[WHAT TO DO] Please copy out every line in the records below that includes the word "handle".

____ DATA RECORDS

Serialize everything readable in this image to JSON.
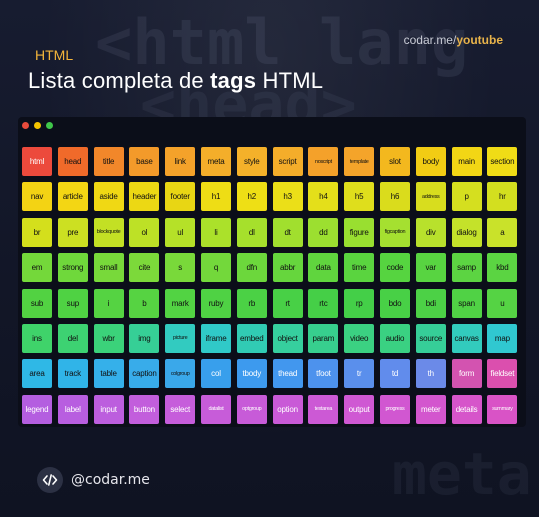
{
  "header": {
    "kicker": "HTML",
    "title_prefix": "Lista completa de ",
    "title_bold": "tags",
    "title_suffix": " HTML",
    "source_site": "codar.me/",
    "source_channel": "youtube"
  },
  "background_code": {
    "line1": "<html lang",
    "line2": "<head>",
    "line3": "meta"
  },
  "window_dots": [
    "#e94b3c",
    "#f5c400",
    "#3fc64a"
  ],
  "rows": [
    {
      "color": "#f1c40f",
      "tags": [
        "html",
        "head",
        "title",
        "base",
        "link",
        "meta",
        "style",
        "script",
        "noscript",
        "template",
        "slot",
        "body",
        "main",
        "section"
      ]
    },
    {
      "color": "#f0dd1c",
      "tags": [
        "nav",
        "article",
        "aside",
        "header",
        "footer",
        "h1",
        "h2",
        "h3",
        "h4",
        "h5",
        "h6",
        "address",
        "p",
        "hr"
      ]
    },
    {
      "color": "#bfe12a",
      "tags": [
        "br",
        "pre",
        "blockquote",
        "ol",
        "ul",
        "li",
        "dl",
        "dt",
        "dd",
        "figure",
        "figcaption",
        "div",
        "dialog",
        "a"
      ]
    },
    {
      "color": "#74d83a",
      "tags": [
        "em",
        "strong",
        "small",
        "cite",
        "s",
        "q",
        "dfn",
        "abbr",
        "data",
        "time",
        "code",
        "var",
        "samp",
        "kbd"
      ]
    },
    {
      "color": "#52d242",
      "tags": [
        "sub",
        "sup",
        "i",
        "b",
        "mark",
        "ruby",
        "rb",
        "rt",
        "rtc",
        "rp",
        "bdo",
        "bdi",
        "span",
        "u"
      ]
    },
    {
      "color": "#38d37a",
      "tags": [
        "ins",
        "del",
        "wbr",
        "img",
        "picture",
        "iframe",
        "embed",
        "object",
        "param",
        "video",
        "audio",
        "source",
        "canvas",
        "map"
      ]
    },
    {
      "color": "#2fb8e6",
      "tags": [
        "area",
        "track",
        "table",
        "caption",
        "colgroup",
        "col",
        "tbody",
        "thead",
        "tfoot",
        "tr",
        "td",
        "th",
        "form",
        "fieldset"
      ]
    },
    {
      "color": "#b45ee0",
      "tags": [
        "legend",
        "label",
        "input",
        "button",
        "select",
        "datalist",
        "optgroup",
        "option",
        "textarea",
        "output",
        "progress",
        "meter",
        "details",
        "summary"
      ]
    }
  ],
  "tag_colors": {
    "html": "#ec4a3c",
    "head": "#f06a2a",
    "title": "#f2872a",
    "base": "#f39a2a",
    "link": "#f4a22a",
    "meta": "#f4ae2a",
    "style": "#f4b12a",
    "script": "#f4ad2a",
    "noscript": "#f4a12a",
    "template": "#f4a42a",
    "slot": "#f3b81e",
    "body": "#f2cc14",
    "main": "#f2d615",
    "section": "#f0dc16",
    "nav": "#f3d314",
    "article": "#f3d614",
    "aside": "#f0d814",
    "header": "#ecd814",
    "footer": "#e8d614",
    "h1": "#eedd15",
    "h2": "#eedf15",
    "h3": "#ebdf18",
    "h4": "#e4df1a",
    "h5": "#dfde1c",
    "h6": "#dadc1c",
    "address": "#d8dd1e",
    "p": "#d5df1f",
    "hr": "#d3df1f",
    "br": "#d4df1c",
    "pre": "#cce022",
    "blockquote": "#c3e024",
    "ol": "#bde126",
    "ul": "#b5e128",
    "li": "#abe12a",
    "dl": "#a6e02c",
    "dt": "#a1df2e",
    "dd": "#9cdf30",
    "figure": "#99df30",
    "figcaption": "#a5e030",
    "div": "#b8e12c",
    "dialog": "#c4e22a",
    "a": "#c9e22a",
    "em": "#74d83a",
    "strong": "#6fd83b",
    "small": "#78d93a",
    "cite": "#7cd93a",
    "s": "#79d93a",
    "q": "#73d83b",
    "dfn": "#6cd73c",
    "abbr": "#66d63d",
    "data": "#60d53e",
    "time": "#5ad43f",
    "code": "#56d440",
    "var": "#58d441",
    "samp": "#5cd442",
    "kbd": "#5bd442",
    "sub": "#52d242",
    "sup": "#4fd243",
    "i": "#55d342",
    "b": "#56d342",
    "mark": "#52d343",
    "ruby": "#4fd244",
    "rb": "#4bd145",
    "rt": "#48d046",
    "rtc": "#45cf47",
    "rp": "#44cf48",
    "bdo": "#48d046",
    "bdi": "#4cd146",
    "span": "#50d245",
    "u": "#55d344",
    "ins": "#3fd36a",
    "del": "#3dd272",
    "wbr": "#3bd27a",
    "img": "#36cf96",
    "picture": "#32cbc0",
    "iframe": "#30c9c8",
    "embed": "#31cbb4",
    "object": "#36cf9e",
    "param": "#37cf8e",
    "video": "#3bd182",
    "audio": "#3ad182",
    "source": "#36ce98",
    "canvas": "#32cbbd",
    "map": "#30c8d0",
    "area": "#2fb8e6",
    "track": "#30b4e8",
    "table": "#35b0ea",
    "caption": "#38acea",
    "colgroup": "#3aa8ea",
    "col": "#389fec",
    "tbody": "#3d9aee",
    "thead": "#4297ee",
    "tfoot": "#4d92ed",
    "tr": "#5a8fec",
    "td": "#618cec",
    "th": "#6b8ae8",
    "form": "#d353b0",
    "fieldset": "#db4fae",
    "legend": "#b45ee0",
    "label": "#b85ee0",
    "input": "#bc5ede",
    "button": "#c25edc",
    "select": "#c65ddb",
    "datalist": "#c75cd9",
    "optgroup": "#c75bd8",
    "option": "#c95ad7",
    "textarea": "#cc59d5",
    "output": "#cf58d3",
    "progress": "#d157d1",
    "meter": "#d356ce",
    "details": "#d655ca",
    "summary": "#d953c6"
  },
  "small_tags": [
    "noscript",
    "template",
    "blockquote",
    "figcaption",
    "address",
    "picture",
    "colgroup",
    "datalist",
    "optgroup",
    "textarea",
    "progress",
    "summary"
  ],
  "dark_text_tags": [
    "html",
    "legend",
    "label",
    "input",
    "button",
    "select",
    "datalist",
    "optgroup",
    "option",
    "textarea",
    "output",
    "progress",
    "meter",
    "details",
    "summary",
    "form",
    "fieldset",
    "tbody",
    "thead",
    "tfoot",
    "tr",
    "td",
    "th",
    "col"
  ],
  "footer": {
    "handle": "@codar.me"
  }
}
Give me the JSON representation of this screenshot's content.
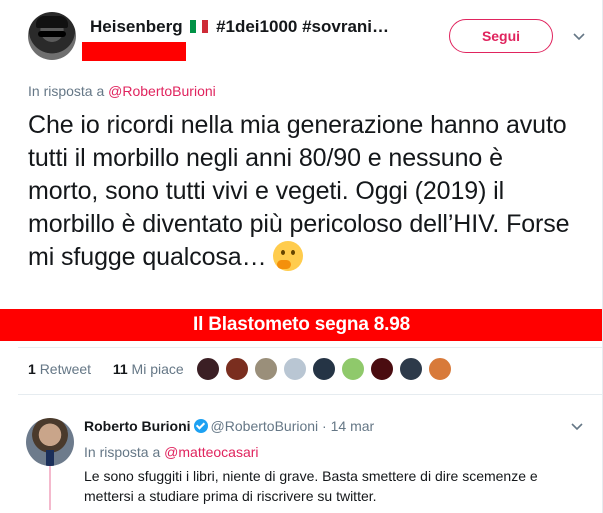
{
  "tweet": {
    "author": {
      "name": "Heisenberg",
      "flag_colors": [
        "#009246",
        "#ffffff",
        "#ce2b37"
      ],
      "tags": "#1dei1000 #sovrani…"
    },
    "follow_label": "Segui",
    "reply_prefix": "In risposta a",
    "reply_mention": "@RobertoBurioni",
    "text": "Che io ricordi nella mia generazione hanno avuto tutti il morbillo negli anni 80/90 e nessuno è morto, sono tutti vivi e vegeti. Oggi (2019) il morbillo è diventato più pericoloso dell’HIV. Forse mi sfugge qualcosa…",
    "emoji": "thinking-face",
    "stats": {
      "retweets_count": "1",
      "retweets_label": "Retweet",
      "likes_count": "11",
      "likes_label": "Mi piace"
    },
    "likers": [
      "#3b1f24",
      "#7a2e1f",
      "#9a8f7a",
      "#b9c6d3",
      "#253445",
      "#8fc96b",
      "#4a0c10",
      "#2d3a4a",
      "#d87a3a"
    ]
  },
  "banner": {
    "text": "Il Blastometo segna 8.98",
    "color": "#ff0000"
  },
  "reply": {
    "author_name": "Roberto Burioni",
    "handle": "@RobertoBurioni",
    "separator": "·",
    "date": "14 mar",
    "reply_prefix": "In risposta a",
    "reply_mention": "@matteocasari",
    "text": "Le sono sfuggiti i libri, niente di grave. Basta smettere di dire scemenze e mettersi a studiare prima di riscrivere su twitter."
  },
  "colors": {
    "accent": "#e0245e",
    "muted": "#657786",
    "verified": "#1da1f2"
  }
}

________

[TASK ANSWER]
    "handle": "@codar.me"
    "handle": "@RobertoBurioni",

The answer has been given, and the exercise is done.